[What is required]:
Go through the entries below. Copy each line in which "letter" appears.

Items from an interface collection

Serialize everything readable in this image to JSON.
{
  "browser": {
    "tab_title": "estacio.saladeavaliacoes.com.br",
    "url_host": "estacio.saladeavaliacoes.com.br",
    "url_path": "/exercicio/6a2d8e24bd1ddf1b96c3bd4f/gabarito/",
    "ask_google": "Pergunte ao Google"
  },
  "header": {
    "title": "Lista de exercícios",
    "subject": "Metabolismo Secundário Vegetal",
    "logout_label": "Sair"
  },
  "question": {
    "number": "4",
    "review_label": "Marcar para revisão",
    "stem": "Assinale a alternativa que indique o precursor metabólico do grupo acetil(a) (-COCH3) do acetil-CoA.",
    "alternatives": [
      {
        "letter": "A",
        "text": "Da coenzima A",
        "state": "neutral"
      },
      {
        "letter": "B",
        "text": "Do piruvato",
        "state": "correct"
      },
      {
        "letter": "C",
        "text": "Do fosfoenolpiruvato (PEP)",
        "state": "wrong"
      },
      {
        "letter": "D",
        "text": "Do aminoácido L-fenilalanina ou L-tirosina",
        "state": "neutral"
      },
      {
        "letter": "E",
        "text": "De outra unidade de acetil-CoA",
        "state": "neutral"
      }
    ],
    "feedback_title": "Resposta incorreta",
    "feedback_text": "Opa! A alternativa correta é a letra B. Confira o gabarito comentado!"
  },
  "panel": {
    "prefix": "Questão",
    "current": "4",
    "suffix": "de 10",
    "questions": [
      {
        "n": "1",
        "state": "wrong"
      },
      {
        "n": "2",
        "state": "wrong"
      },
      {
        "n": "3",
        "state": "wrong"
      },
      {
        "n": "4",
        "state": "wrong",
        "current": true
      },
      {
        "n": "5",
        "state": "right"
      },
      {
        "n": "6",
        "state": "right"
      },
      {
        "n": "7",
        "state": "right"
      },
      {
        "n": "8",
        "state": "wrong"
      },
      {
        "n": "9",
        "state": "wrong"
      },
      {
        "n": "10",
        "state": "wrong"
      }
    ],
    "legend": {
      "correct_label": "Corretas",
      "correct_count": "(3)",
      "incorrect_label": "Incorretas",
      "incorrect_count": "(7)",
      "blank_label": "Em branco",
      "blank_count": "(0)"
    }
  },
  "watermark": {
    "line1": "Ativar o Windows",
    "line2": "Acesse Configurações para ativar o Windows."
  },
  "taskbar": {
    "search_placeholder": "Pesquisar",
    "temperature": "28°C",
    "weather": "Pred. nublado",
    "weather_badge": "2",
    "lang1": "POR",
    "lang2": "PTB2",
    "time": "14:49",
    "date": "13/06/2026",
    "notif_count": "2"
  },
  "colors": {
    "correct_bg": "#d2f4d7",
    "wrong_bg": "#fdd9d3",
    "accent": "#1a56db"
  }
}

[Result below]:
        "letter": "A",
        "letter": "B",
        "letter": "C",
        "letter": "D",
        "letter": "E",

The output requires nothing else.